the way out club is less than three blocks from my home. yet, i've never seen this poster. i never see ANY posters of interest in st. louis. are these things for real, or are they just done by budding young designers to flesh out their portfolio? are these even for sale? does this thing exist outside of the designer's mind?
does anybody out there reay post POSTers anymore? are these things really still POSTers?
i don't know if there is an answer to that question.
is this posssibly the same 'gut' as the hell's angel-turned-hippie poster maker from the 1960's? it would be real cool if it was, but i think that gut is dead now. he also set up and ran the first 'head' shop in the haight. he was a legend.
i think it's interesting that you guys want to discuss layout.
this is a pretty simple layout - headline/picture/text. basic 101-level stuff. any shmuck could do it.
i chose this route because i wanted to throw ALL of the weight and emphasis on the black happyface. i even went to the point of having the face crowd out the headline type and bow the border out (all devices to throw the concept and the viewer's eye back to that damnable happyface. i basically wanted the black happpyface to be the whole joke, so i forced the issue. ever seen a blackhappy face before? i sure hadn't.

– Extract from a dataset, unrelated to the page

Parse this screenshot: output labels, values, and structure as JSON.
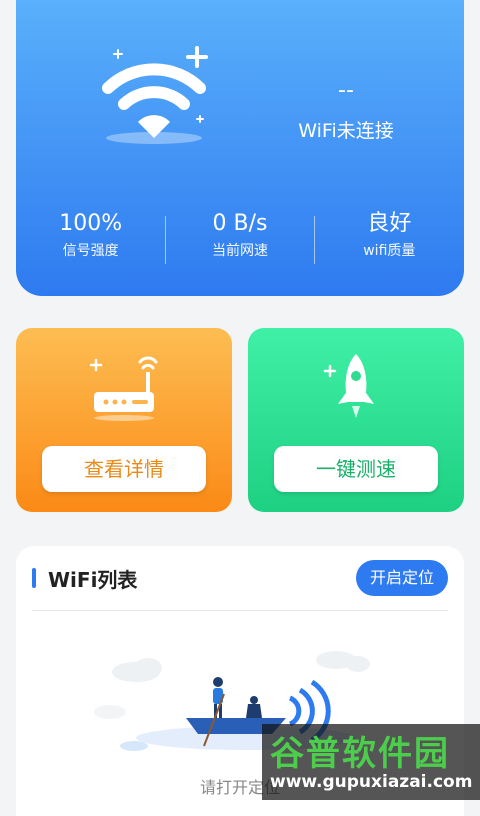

anyway, this design was a simple quick poster and i used simple quick devices to do it. i actually have grown fond of this thing over the years (it's from, maybe, 1996.) i think it carries a lot of primitive strength. i also think it's funny.
it also looks accidental, like a total amateur did it. it gets hard to make things look ignorant without becoming too self-concious in the attempt. try it sometime. faking stupid and being stupid are two very different things.
another point for discussion concerning layout: if you examine the posters on this site, a HUGE portion of them follow this same primitive layout scheme. even more simplistic is 'picture/headline/text' - the sort of thing that ends up looking like a gag-panel cartoon. watch for them and you'll see them everywhere.
hess tends to rely on the 'headline/text/picture' layout. it's the 'upsidedown' gag-panel layout.